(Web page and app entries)
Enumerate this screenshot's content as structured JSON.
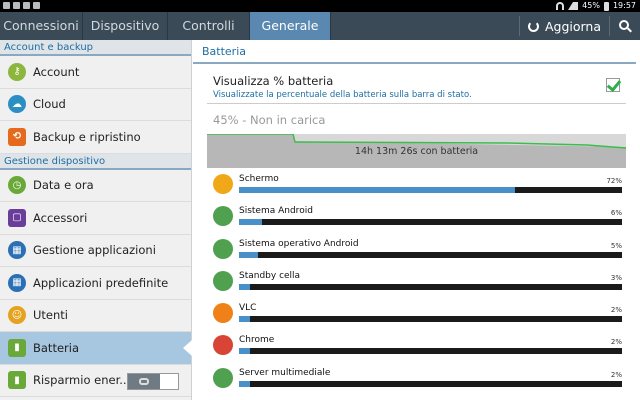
{
  "statusbar": {
    "battery": "45%",
    "time": "19:57"
  },
  "tabs": [
    {
      "label": "Connessioni"
    },
    {
      "label": "Dispositivo"
    },
    {
      "label": "Controlli"
    },
    {
      "label": "Generale"
    }
  ],
  "toolbar": {
    "refresh_label": "Aggiorna",
    "search_icon": "search-icon",
    "refresh_icon": "refresh-icon"
  },
  "sidebar": {
    "section1": "Account e backup",
    "section2": "Gestione dispositivo",
    "items": [
      {
        "label": "Account",
        "icon": "key-icon",
        "color": "#8db63c"
      },
      {
        "label": "Cloud",
        "icon": "cloud-icon",
        "color": "#2b8fc4"
      },
      {
        "label": "Backup e ripristino",
        "icon": "backup-icon",
        "color": "#e66a1e"
      },
      {
        "label": "Data e ora",
        "icon": "clock-icon",
        "color": "#6aa83a"
      },
      {
        "label": "Accessori",
        "icon": "accessories-icon",
        "color": "#6a3d9a"
      },
      {
        "label": "Gestione applicazioni",
        "icon": "apps-grid-icon",
        "color": "#2b6fb4"
      },
      {
        "label": "Applicazioni predefinite",
        "icon": "default-apps-icon",
        "color": "#2b6fb4"
      },
      {
        "label": "Utenti",
        "icon": "user-icon",
        "color": "#e6a21e"
      },
      {
        "label": "Batteria",
        "icon": "battery-icon",
        "color": "#6aa83a"
      },
      {
        "label": "Risparmio ener...",
        "icon": "power-saving-icon",
        "color": "#6aa83a"
      }
    ]
  },
  "main": {
    "title": "Batteria",
    "option_title": "Visualizza % batteria",
    "option_sub": "Visualizzate la percentuale della batteria sulla barra di stato.",
    "option_checked": true,
    "battery_status": "45% - Non in carica",
    "graph_label": "14h 13m 26s con batteria",
    "apps": [
      {
        "name": "Schermo",
        "pct": "72%",
        "value": 0.72,
        "icon": "screen-brightness-icon",
        "color": "#f0a818"
      },
      {
        "name": "Sistema Android",
        "pct": "6%",
        "value": 0.06,
        "icon": "android-system-icon",
        "color": "#4fa04f"
      },
      {
        "name": "Sistema operativo Android",
        "pct": "5%",
        "value": 0.05,
        "icon": "android-os-icon",
        "color": "#4fa04f"
      },
      {
        "name": "Standby cella",
        "pct": "3%",
        "value": 0.03,
        "icon": "cell-standby-icon",
        "color": "#4fa04f"
      },
      {
        "name": "VLC",
        "pct": "2%",
        "value": 0.02,
        "icon": "vlc-icon",
        "color": "#f08018"
      },
      {
        "name": "Chrome",
        "pct": "2%",
        "value": 0.02,
        "icon": "chrome-icon",
        "color": "#d84436"
      },
      {
        "name": "Server multimediale",
        "pct": "2%",
        "value": 0.02,
        "icon": "media-server-icon",
        "color": "#4fa04f"
      }
    ]
  }
}
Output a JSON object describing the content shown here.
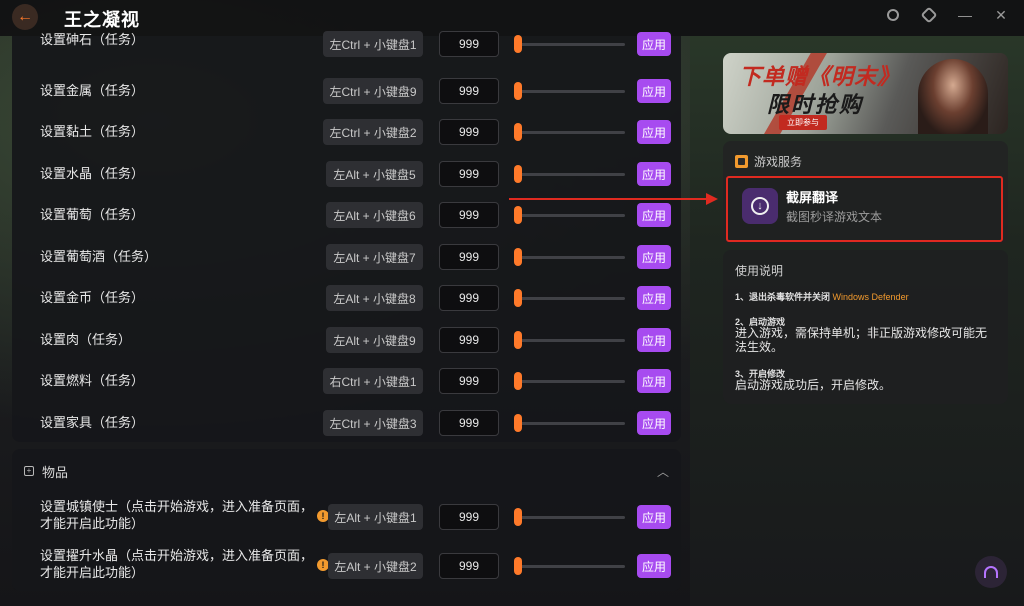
{
  "app": {
    "title": "王之凝视"
  },
  "tasks_panel": {
    "rows": [
      {
        "label": "设置砷石（任务）",
        "hotkey": "左Ctrl + 小键盘1",
        "value": "999",
        "apply": "应用"
      },
      {
        "label": "设置金属（任务）",
        "hotkey": "左Ctrl + 小键盘9",
        "value": "999",
        "apply": "应用"
      },
      {
        "label": "设置黏土（任务）",
        "hotkey": "左Ctrl + 小键盘2",
        "value": "999",
        "apply": "应用"
      },
      {
        "label": "设置水晶（任务）",
        "hotkey": "左Alt + 小键盘5",
        "value": "999",
        "apply": "应用"
      },
      {
        "label": "设置葡萄（任务）",
        "hotkey": "左Alt + 小键盘6",
        "value": "999",
        "apply": "应用"
      },
      {
        "label": "设置葡萄酒（任务）",
        "hotkey": "左Alt + 小键盘7",
        "value": "999",
        "apply": "应用"
      },
      {
        "label": "设置金币（任务）",
        "hotkey": "左Alt + 小键盘8",
        "value": "999",
        "apply": "应用"
      },
      {
        "label": "设置肉（任务）",
        "hotkey": "左Alt + 小键盘9",
        "value": "999",
        "apply": "应用"
      },
      {
        "label": "设置燃料（任务）",
        "hotkey": "右Ctrl + 小键盘1",
        "value": "999",
        "apply": "应用"
      },
      {
        "label": "设置家具（任务）",
        "hotkey": "左Ctrl + 小键盘3",
        "value": "999",
        "apply": "应用"
      }
    ]
  },
  "items_panel": {
    "title": "物品",
    "rows": [
      {
        "label_line1": "设置城镇使士（点击开始游戏，进入准备页面，",
        "label_line2": "才能开启此功能）",
        "info": "!",
        "hotkey": "左Alt + 小键盘1",
        "value": "999",
        "apply": "应用"
      },
      {
        "label_line1": "设置擢升水晶（点击开始游戏，进入准备页面，",
        "label_line2": "才能开启此功能）",
        "info": "!",
        "hotkey": "左Alt + 小键盘2",
        "value": "999",
        "apply": "应用"
      }
    ]
  },
  "banner": {
    "line1": "下单赠《明末》",
    "line2": "限时抢购",
    "tag": "立即参与"
  },
  "game_service": {
    "title": "游戏服务",
    "card": {
      "name": "截屏翻译",
      "desc": "截图秒译游戏文本"
    }
  },
  "howto": {
    "title": "使用说明",
    "step1": "1、退出杀毒软件并关闭",
    "step1_accent": "Windows Defender",
    "step2": "2、启动游戏",
    "step2_body": "进入游戏，需保持单机；非正版游戏修改可能无法生效。",
    "step3": "3、开启修改",
    "step3_body": "启动游戏成功后，开启修改。"
  },
  "colors": {
    "accent_orange": "#ff7a2a",
    "apply_purple": "#a74bf0",
    "highlight_red": "#e02a20"
  }
}
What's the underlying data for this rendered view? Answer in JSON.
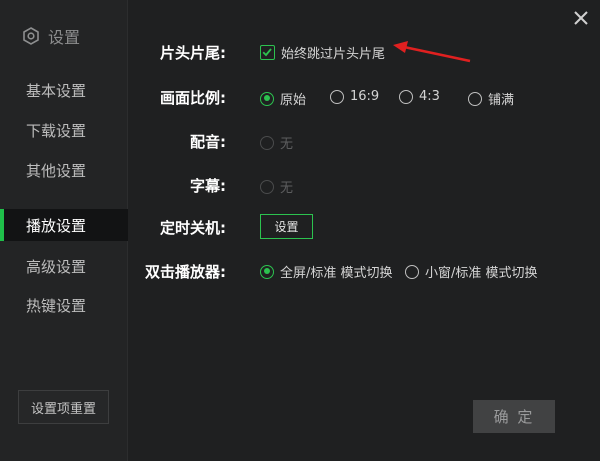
{
  "sidebar": {
    "header": "设置",
    "items": [
      {
        "label": "基本设置"
      },
      {
        "label": "下载设置"
      },
      {
        "label": "其他设置"
      },
      {
        "label": "播放设置"
      },
      {
        "label": "高级设置"
      },
      {
        "label": "热键设置"
      }
    ],
    "active_index": 3,
    "reset_label": "设置项重置"
  },
  "settings": {
    "skip": {
      "label": "片头片尾:",
      "checkbox_label": "始终跳过片头片尾",
      "checked": true
    },
    "aspect": {
      "label": "画面比例:",
      "options": [
        "原始",
        "16:9",
        "4:3",
        "铺满"
      ],
      "selected": "原始"
    },
    "dubbing": {
      "label": "配音:",
      "option": "无"
    },
    "subtitle": {
      "label": "字幕:",
      "option": "无"
    },
    "timer": {
      "label": "定时关机:",
      "button_label": "设置"
    },
    "dblclick": {
      "label": "双击播放器:",
      "options": [
        "全屏/标准 模式切换",
        "小窗/标准 模式切换"
      ],
      "selected": "全屏/标准 模式切换"
    }
  },
  "footer": {
    "confirm_label": "确 定"
  },
  "colors": {
    "accent": "#2cc24f",
    "annotation_arrow": "#e02020",
    "background": "#1f2021"
  }
}
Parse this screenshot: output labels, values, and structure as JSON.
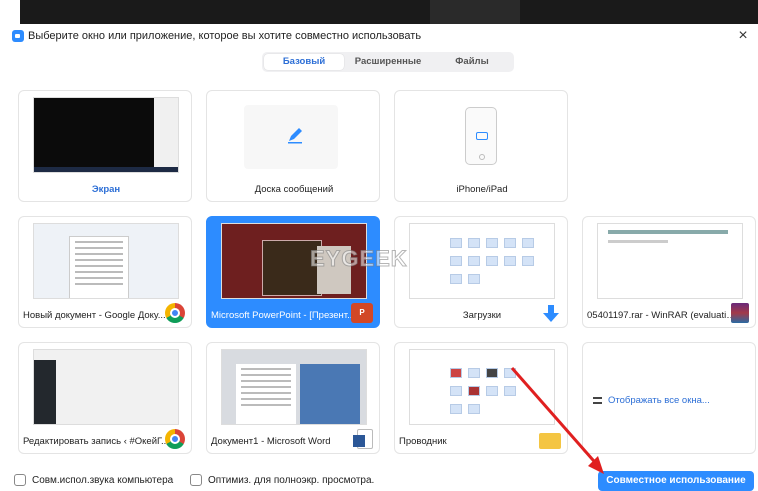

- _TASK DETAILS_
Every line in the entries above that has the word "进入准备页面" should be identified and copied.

- _WRITTEN ANSWER_
        "label_line1": "设置城镇使士（点击开始游戏，进入准备页面，",
        "label_line1": "设置擢升水晶（点击开始游戏，进入准备页面，",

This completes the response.